Legislature enacts Diamond bill to ban handheld devices while driving
AUGUSTA — The Maine Senate on Thursday enacted legislation to ban the use of handheld devices while driving. The bill was enacted unanimously with a voice vote.
Maine law already prohibits texting while driving, but other uses of handheld devices are legal. That discrepancy makes enforcement of the anti-texting law nearly impossible.
The bill — LD 1089, “An Act To Prohibit the Use of Handheld Phones and Devices While Driving,” sponsored by Sen. Bill Diamond of Windham — bans the use of handheld devices, except to communicate with law enforcement or emergency responders. It would allow the use of hands-free devices, devices secured to the dashboard, and cellphones set to a hands-free mode.
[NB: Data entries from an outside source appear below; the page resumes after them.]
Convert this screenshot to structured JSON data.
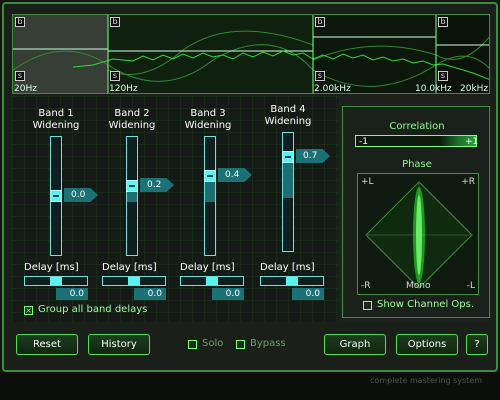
{
  "spectrum": {
    "freq_labels": [
      "20Hz",
      "120Hz",
      "2.00kHz",
      "10.0kHz",
      "20kHz"
    ],
    "band_marker_label": "b",
    "solo_marker_label": "s"
  },
  "bands": [
    {
      "label": "Band 1",
      "sublabel": "Widening",
      "value": "0.0",
      "level": 0.0
    },
    {
      "label": "Band 2",
      "sublabel": "Widening",
      "value": "0.2",
      "level": 0.2
    },
    {
      "label": "Band 3",
      "sublabel": "Widening",
      "value": "0.4",
      "level": 0.4
    },
    {
      "label": "Band 4",
      "sublabel": "Widening",
      "value": "0.7",
      "level": 0.7
    }
  ],
  "delays": [
    {
      "label": "Delay [ms]",
      "value": "0.0",
      "level": 0.5
    },
    {
      "label": "Delay [ms]",
      "value": "0.0",
      "level": 0.5
    },
    {
      "label": "Delay [ms]",
      "value": "0.0",
      "level": 0.5
    },
    {
      "label": "Delay [ms]",
      "value": "0.0",
      "level": 0.5
    }
  ],
  "group_delays": {
    "label": "Group all band delays",
    "checked": true
  },
  "correlation": {
    "title": "Correlation",
    "min_label": "-1",
    "max_label": "+1",
    "level": 0.9
  },
  "phase": {
    "title": "Phase",
    "labels": {
      "top_left": "+L",
      "top_right": "+R",
      "bottom_left": "-R",
      "bottom_center": "Mono",
      "bottom_right": "-L"
    }
  },
  "show_channel_ops": {
    "label": "Show Channel Ops.",
    "checked": false
  },
  "buttons": {
    "reset": "Reset",
    "history": "History",
    "solo": "Solo",
    "bypass": "Bypass",
    "graph": "Graph",
    "options": "Options",
    "help": "?"
  },
  "footer": {
    "text": "complete mastering system"
  },
  "colors": {
    "accent": "#3c8f3c",
    "cyan": "#5ff0f0",
    "panel": "#1c211c"
  }
}
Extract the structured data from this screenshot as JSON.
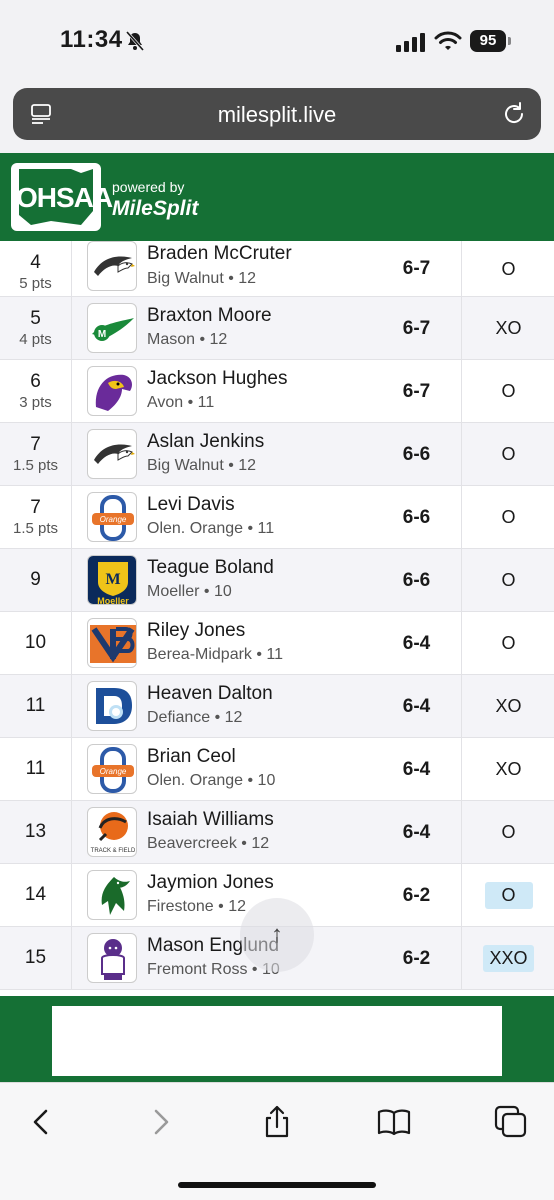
{
  "status": {
    "time": "11:34",
    "battery": "95"
  },
  "browser": {
    "url": "milesplit.live"
  },
  "header": {
    "logo_text": "OHSAA",
    "powered_by": "powered by",
    "brand": "MileSplit"
  },
  "results": [
    {
      "place": "4",
      "points": "5 pts",
      "name": "Braden McCruter",
      "school": "Big Walnut • 12",
      "mark": "6-7",
      "attempt": "O",
      "highlight": false,
      "logo": "eagle"
    },
    {
      "place": "5",
      "points": "4 pts",
      "name": "Braxton Moore",
      "school": "Mason • 12",
      "mark": "6-7",
      "attempt": "XO",
      "highlight": false,
      "logo": "mason"
    },
    {
      "place": "6",
      "points": "3 pts",
      "name": "Jackson Hughes",
      "school": "Avon • 11",
      "mark": "6-7",
      "attempt": "O",
      "highlight": false,
      "logo": "avon"
    },
    {
      "place": "7",
      "points": "1.5 pts",
      "name": "Aslan Jenkins",
      "school": "Big Walnut • 12",
      "mark": "6-6",
      "attempt": "O",
      "highlight": false,
      "logo": "eagle"
    },
    {
      "place": "7",
      "points": "1.5 pts",
      "name": "Levi Davis",
      "school": "Olen. Orange • 11",
      "mark": "6-6",
      "attempt": "O",
      "highlight": false,
      "logo": "orange"
    },
    {
      "place": "9",
      "points": "",
      "name": "Teague Boland",
      "school": "Moeller • 10",
      "mark": "6-6",
      "attempt": "O",
      "highlight": false,
      "logo": "moeller"
    },
    {
      "place": "10",
      "points": "",
      "name": "Riley Jones",
      "school": "Berea-Midpark • 11",
      "mark": "6-4",
      "attempt": "O",
      "highlight": false,
      "logo": "berea"
    },
    {
      "place": "11",
      "points": "",
      "name": "Heaven Dalton",
      "school": "Defiance • 12",
      "mark": "6-4",
      "attempt": "XO",
      "highlight": false,
      "logo": "defiance"
    },
    {
      "place": "11",
      "points": "",
      "name": "Brian Ceol",
      "school": "Olen. Orange • 10",
      "mark": "6-4",
      "attempt": "XO",
      "highlight": false,
      "logo": "orange"
    },
    {
      "place": "13",
      "points": "",
      "name": "Isaiah Williams",
      "school": "Beavercreek • 12",
      "mark": "6-4",
      "attempt": "O",
      "highlight": false,
      "logo": "beavercreek"
    },
    {
      "place": "14",
      "points": "",
      "name": "Jaymion Jones",
      "school": "Firestone • 12",
      "mark": "6-2",
      "attempt": "O",
      "highlight": true,
      "logo": "firestone"
    },
    {
      "place": "15",
      "points": "",
      "name": "Mason Englund",
      "school": "Fremont Ross • 10",
      "mark": "6-2",
      "attempt": "XXO",
      "highlight": true,
      "logo": "fremont"
    }
  ],
  "scroll_top": {
    "icon": "arrow-up-icon",
    "glyph": "↑"
  },
  "colors": {
    "brand_green": "#157035",
    "highlight": "#cfe9f7"
  }
}
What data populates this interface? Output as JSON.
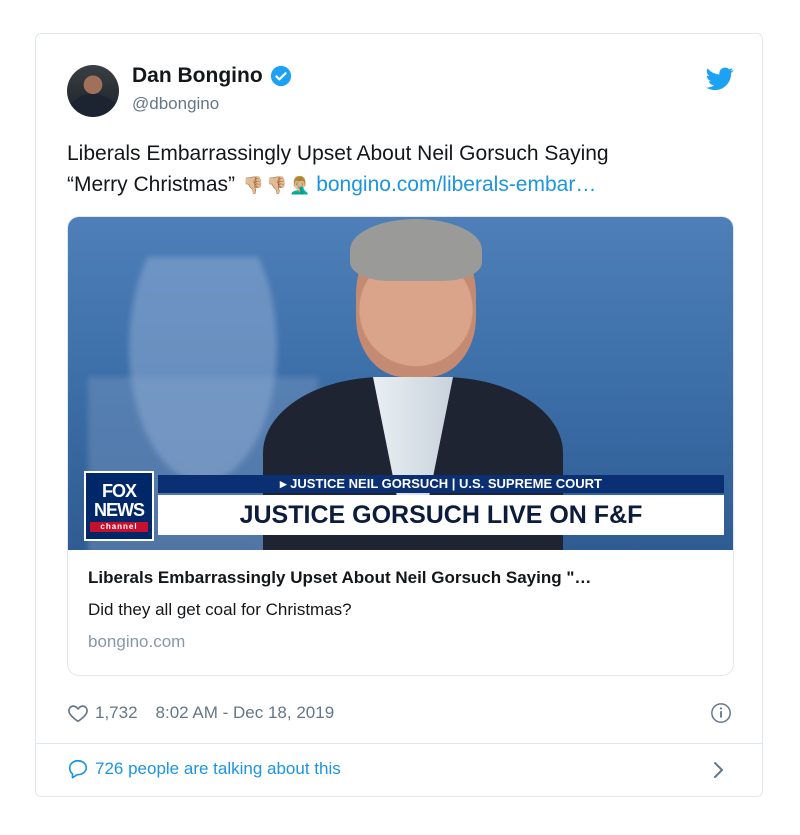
{
  "tweet": {
    "display_name": "Dan Bongino",
    "handle": "@dbongino",
    "text_line1": "Liberals Embarrassingly Upset About Neil Gorsuch Saying",
    "text_line2": "“Merry Christmas”",
    "emojis": [
      "👎🏼",
      "👎🏼",
      "🤦🏼‍♂️"
    ],
    "link_text": "bongino.com/liberals-embar…"
  },
  "link_card": {
    "image_banner_top": "▸ JUSTICE NEIL GORSUCH | U.S. SUPREME COURT",
    "image_banner_main": "JUSTICE GORSUCH LIVE ON F&F",
    "logo": [
      "FOX",
      "NEWS",
      "channel"
    ],
    "title": "Liberals Embarrassingly Upset About Neil Gorsuch Saying \"…",
    "description": "Did they all get coal for Christmas?",
    "domain": "bongino.com"
  },
  "meta": {
    "likes": "1,732",
    "timestamp": "8:02 AM - Dec 18, 2019"
  },
  "footer": {
    "talking": "726 people are talking about this"
  },
  "icons": {
    "verified": "verified-badge-icon",
    "bird": "twitter-bird-icon",
    "heart": "heart-icon",
    "info": "info-icon",
    "bubble": "speech-bubble-icon",
    "chevron": "chevron-right-icon"
  },
  "colors": {
    "link": "#1b95e0",
    "verified": "#1da1f2",
    "secondary_text": "#657786",
    "border": "#e1e8ed"
  }
}
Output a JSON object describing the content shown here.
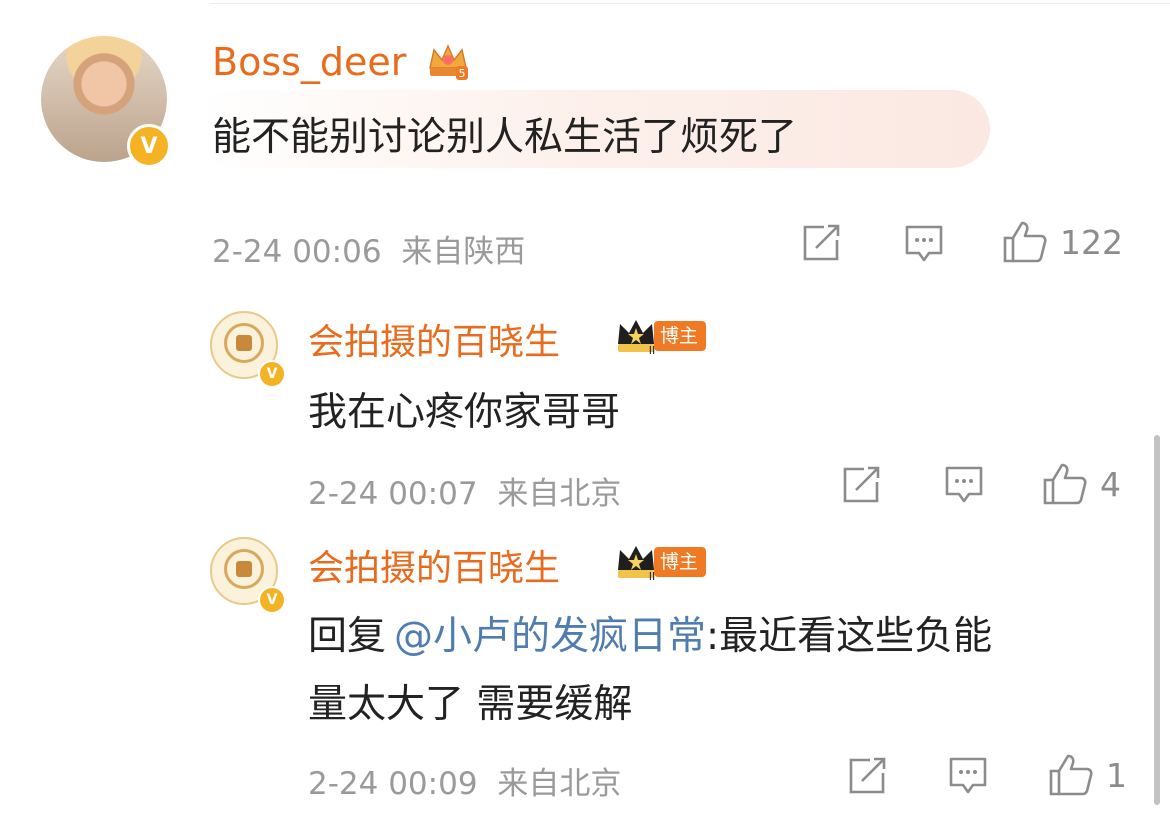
{
  "comment": {
    "username": "Boss_deer",
    "badge_icon": "crown-level-5-icon",
    "text": "能不能别讨论别人私生活了烦死了",
    "time": "2-24 00:06",
    "location": "来自陕西",
    "likes": "122"
  },
  "replies": [
    {
      "username": "会拍摄的百晓生",
      "badge_icon": "crown-level-2-icon",
      "badge_label": "博主",
      "text": "我在心疼你家哥哥",
      "time": "2-24 00:07",
      "location": "来自北京",
      "likes": "4"
    },
    {
      "username": "会拍摄的百晓生",
      "badge_icon": "crown-level-2-icon",
      "badge_label": "博主",
      "reply_prefix": "回复",
      "mention": "@小卢的发疯日常",
      "text_line1": ":最近看这些负能",
      "text_line2": "量太大了 需要缓解",
      "time": "2-24 00:09",
      "location": "来自北京",
      "likes": "1"
    }
  ],
  "colors": {
    "username": "#e86b1e",
    "mention": "#507daf",
    "meta": "#9a9a9a",
    "badge_tag": "#f07a24",
    "verify": "#f5b324"
  }
}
“This is a huge win for highway safety,” said Sen. Diamond. “Motorists and pedestrians alike will be safer when drivers keep their eyes on the road — not their phones. By minimizing distracted driving, we will reduce the number of crashes and save lives.”
Pat Moody from the American Automobile Association (AAA) testified in favor of the bill earlier this year, saying that the current spike in highway fatalities is directly attributable to cell phone use. Additionally, use of any handheld device quadruples the chance of a traffic accident. The AAA enthusiastically supports the bill.
Sen. Diamond has been an outspoken advocate against distracted driving. He sponsored two bills, both of which signed into law, banning texting while driving and making distracted driving a moving violation.
The bill now goes to Gov. Paul Lepage, who has 10 days to sign it into law, veto it, or allow it to become law without his signature.